Director of Ecodecision
Marta has worked in the design, negotiation and development of financial and institutional mechanisms for watershed conservation and protection. She has also led the development of environmental management programs with various agroindustrial sectors in Colombia, Guatemala and Ecuador.
Marta is part of the Advisory Committee of the Ecosystem Marketplace since 2008 and the Steering Committee of the Tropical America Katoomba Group since 2006. She was selected Rainer Arnhold Fellow by the Mulago Foundation In 2007 and a Senior Fellow by Ashoka Foundation in 2006. She was a member of the Board of Fundación Natura in Ecuador from 2004-2008.
Marta holds a Master´s in Development Studies and a B.A. in Environment Studies from Brown University.
Senior scientist at the Stockholm Environment Institute (SEI) US
Annette Huber-Lee returned to SEI US in May after serving as director of SEI Asia, in Bangkok, from mid-2012 until February 2013. She has more than 20 years of professional experience in international and domestic planning and management of environmental and water resources.
Dr Huber-Lee focuses on the integration of economic, engineering, and ecological approaches to solve environmental and social problems in a comprehensive and sustainable manner, as well as the development of innovative approaches to environmental policy and natural resource conflict management.
She has also served as a research assistant professor and lecturer in the Department of Civil and Environmental Engineering at Tufts University. From 2006 to 2008, she served as science leader and theme leader for the Challenge Program on Water and Food and the International Food Policy Research Institute in, Washington, DC. From 2001 to 2006, she directed the Water Program at SEI US in Boston.

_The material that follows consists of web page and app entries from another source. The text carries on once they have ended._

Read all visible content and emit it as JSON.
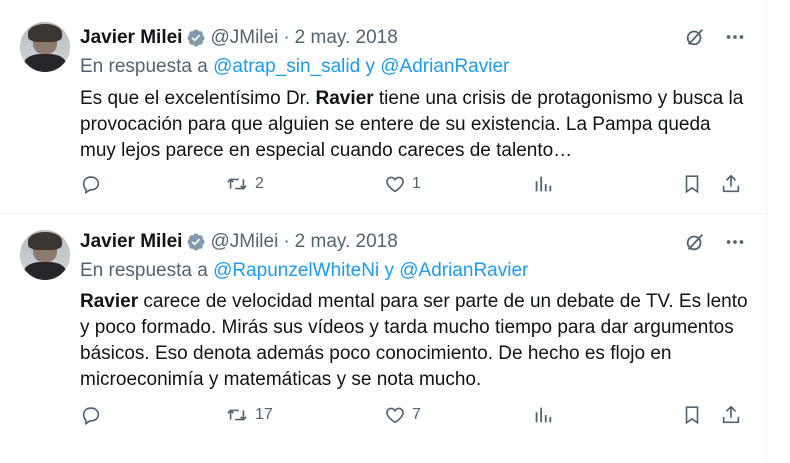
{
  "tweets": [
    {
      "author_name": "Javier Milei",
      "handle": "@JMilei",
      "date": "2 may. 2018",
      "reply_prefix": "En respuesta a",
      "reply_to_1": "@atrap_sin_salid",
      "reply_joiner": "y",
      "reply_to_2": "@AdrianRavier",
      "text_before": "Es que el excelentísimo Dr. ",
      "text_bold": "Ravier",
      "text_after": " tiene una crisis de protagonismo y busca la provocación para que alguien se entere de su existencia. La Pampa queda muy lejos parece en especial cuando careces de talento…",
      "retweets": "2",
      "likes": "1",
      "replies": "",
      "views": ""
    },
    {
      "author_name": "Javier Milei",
      "handle": "@JMilei",
      "date": "2 may. 2018",
      "reply_prefix": "En respuesta a",
      "reply_to_1": "@RapunzelWhiteNi",
      "reply_joiner": "y",
      "reply_to_2": "@AdrianRavier",
      "text_before": "",
      "text_bold": "Ravier",
      "text_after": " carece de velocidad mental para ser parte de un debate de TV. Es lento y poco formado. Mirás sus vídeos y tarda mucho tiempo para dar argumentos básicos. Eso denota además poco conocimiento. De hecho es flojo en microeconimía y matemáticas y se nota mucho.",
      "retweets": "17",
      "likes": "7",
      "replies": "",
      "views": ""
    }
  ],
  "separator": "·",
  "colors": {
    "text": "#0f1419",
    "muted": "#536471",
    "link": "#1d9bf0",
    "verified": "#829aab",
    "border": "#eff3f4"
  },
  "icons": [
    "verified-badge-icon",
    "grok-icon",
    "more-icon",
    "reply-icon",
    "retweet-icon",
    "like-icon",
    "views-icon",
    "bookmark-icon",
    "share-icon"
  ]
}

She has a Ph.D. in engineering sciences from Harvard University, an M.S. in civil engineering from the Massachusetts Institute of Technology, and a B.S. in agricultural engineering from Cornell University.
Senior Scientist at the Stockholm Environment Institute (SEI)
Brian’s research focuses on developing decision support tools for water resources systems.
Brian has participated in the development and application of databases and tools used for water resources analysis in a variety of domestic and international settings.
His recent work has included using SEI’s Water Evaluation And Planning (WEAP) model to assess climate change impacts on agriculture, to design optimal approaches for meeting environmental flow requirements, and to create an analytical platform for use in multi-party discussions over trans-boundary water resources issues.
Prior to joining SEI, Brian worked at the Natural Heritage Institute, where his research focused on defining creative strategies for balancing agricultural, urban and environmental water demands. Brian’s research at NHI included investigating groundwater banking and conjunctive use potential and identifying operational flexibility to enhance river flows for fish and riparian habitat restoration.
His other research includes developing management practices to mitigate water and pesticide runoff from agriculture.
Brian received his Ph.D. in hydrologic sciences from the University of California, Davis in 2005.